## REQUIRED ACTION
For each line below that contains the string "view", copy that line.

[Component data from apps and pages]
+++++
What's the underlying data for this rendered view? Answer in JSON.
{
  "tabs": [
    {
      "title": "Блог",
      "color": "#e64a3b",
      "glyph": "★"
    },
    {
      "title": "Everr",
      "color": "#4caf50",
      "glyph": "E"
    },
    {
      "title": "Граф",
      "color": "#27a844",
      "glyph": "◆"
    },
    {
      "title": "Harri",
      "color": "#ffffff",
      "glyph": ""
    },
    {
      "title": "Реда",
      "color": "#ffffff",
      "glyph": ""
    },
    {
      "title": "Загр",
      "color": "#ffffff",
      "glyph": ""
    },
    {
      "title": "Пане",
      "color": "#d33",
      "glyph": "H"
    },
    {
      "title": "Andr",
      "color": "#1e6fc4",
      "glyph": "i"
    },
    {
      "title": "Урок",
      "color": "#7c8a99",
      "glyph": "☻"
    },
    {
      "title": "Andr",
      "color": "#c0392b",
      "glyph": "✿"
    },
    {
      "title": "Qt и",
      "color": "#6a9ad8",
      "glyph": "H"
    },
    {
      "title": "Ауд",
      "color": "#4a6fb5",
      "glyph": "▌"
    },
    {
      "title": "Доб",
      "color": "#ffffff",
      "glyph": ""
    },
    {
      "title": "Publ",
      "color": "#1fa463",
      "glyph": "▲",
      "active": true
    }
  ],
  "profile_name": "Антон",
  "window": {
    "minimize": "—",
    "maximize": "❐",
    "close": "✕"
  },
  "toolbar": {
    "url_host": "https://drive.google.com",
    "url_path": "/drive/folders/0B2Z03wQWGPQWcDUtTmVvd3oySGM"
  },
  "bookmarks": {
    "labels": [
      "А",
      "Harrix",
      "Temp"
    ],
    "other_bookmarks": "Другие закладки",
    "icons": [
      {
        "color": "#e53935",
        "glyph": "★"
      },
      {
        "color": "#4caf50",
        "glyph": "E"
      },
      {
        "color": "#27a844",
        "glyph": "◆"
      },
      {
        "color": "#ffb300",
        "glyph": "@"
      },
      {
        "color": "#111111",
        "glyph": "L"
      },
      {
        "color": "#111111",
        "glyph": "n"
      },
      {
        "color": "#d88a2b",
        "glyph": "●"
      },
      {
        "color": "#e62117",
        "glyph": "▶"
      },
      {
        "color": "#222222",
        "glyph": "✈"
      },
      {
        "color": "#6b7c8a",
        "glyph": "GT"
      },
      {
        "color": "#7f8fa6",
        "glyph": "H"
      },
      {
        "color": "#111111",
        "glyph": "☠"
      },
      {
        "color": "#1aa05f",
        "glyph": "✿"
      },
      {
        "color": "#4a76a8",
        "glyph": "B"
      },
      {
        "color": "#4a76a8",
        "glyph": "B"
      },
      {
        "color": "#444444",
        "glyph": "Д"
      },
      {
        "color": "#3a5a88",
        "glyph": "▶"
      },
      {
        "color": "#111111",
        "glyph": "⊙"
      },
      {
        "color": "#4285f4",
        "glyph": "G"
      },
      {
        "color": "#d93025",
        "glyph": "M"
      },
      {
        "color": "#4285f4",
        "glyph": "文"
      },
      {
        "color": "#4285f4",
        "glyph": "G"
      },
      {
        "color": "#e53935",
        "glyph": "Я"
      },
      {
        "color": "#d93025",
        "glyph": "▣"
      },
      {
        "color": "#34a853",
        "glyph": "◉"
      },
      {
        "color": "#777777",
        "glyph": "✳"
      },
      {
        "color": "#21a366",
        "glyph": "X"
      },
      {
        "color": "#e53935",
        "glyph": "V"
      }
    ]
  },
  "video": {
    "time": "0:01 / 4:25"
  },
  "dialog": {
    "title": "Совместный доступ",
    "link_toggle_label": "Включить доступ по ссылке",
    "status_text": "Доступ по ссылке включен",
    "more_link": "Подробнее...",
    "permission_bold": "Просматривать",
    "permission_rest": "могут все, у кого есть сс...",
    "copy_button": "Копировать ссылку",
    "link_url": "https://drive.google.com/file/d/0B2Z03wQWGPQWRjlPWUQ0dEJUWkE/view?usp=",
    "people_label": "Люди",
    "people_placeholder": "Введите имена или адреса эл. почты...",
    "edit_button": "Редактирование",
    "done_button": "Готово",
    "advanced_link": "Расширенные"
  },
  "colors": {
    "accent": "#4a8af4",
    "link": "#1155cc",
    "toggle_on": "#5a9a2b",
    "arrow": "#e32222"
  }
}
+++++
## EXERCISE RESPONSE
What's the underlying data for this rendered view? Answer in JSON.
    "link_url": "https://drive.google.com/file/d/0B2Z03wQWGPQWRjlPWUQ0dEJUWkE/view?usp=",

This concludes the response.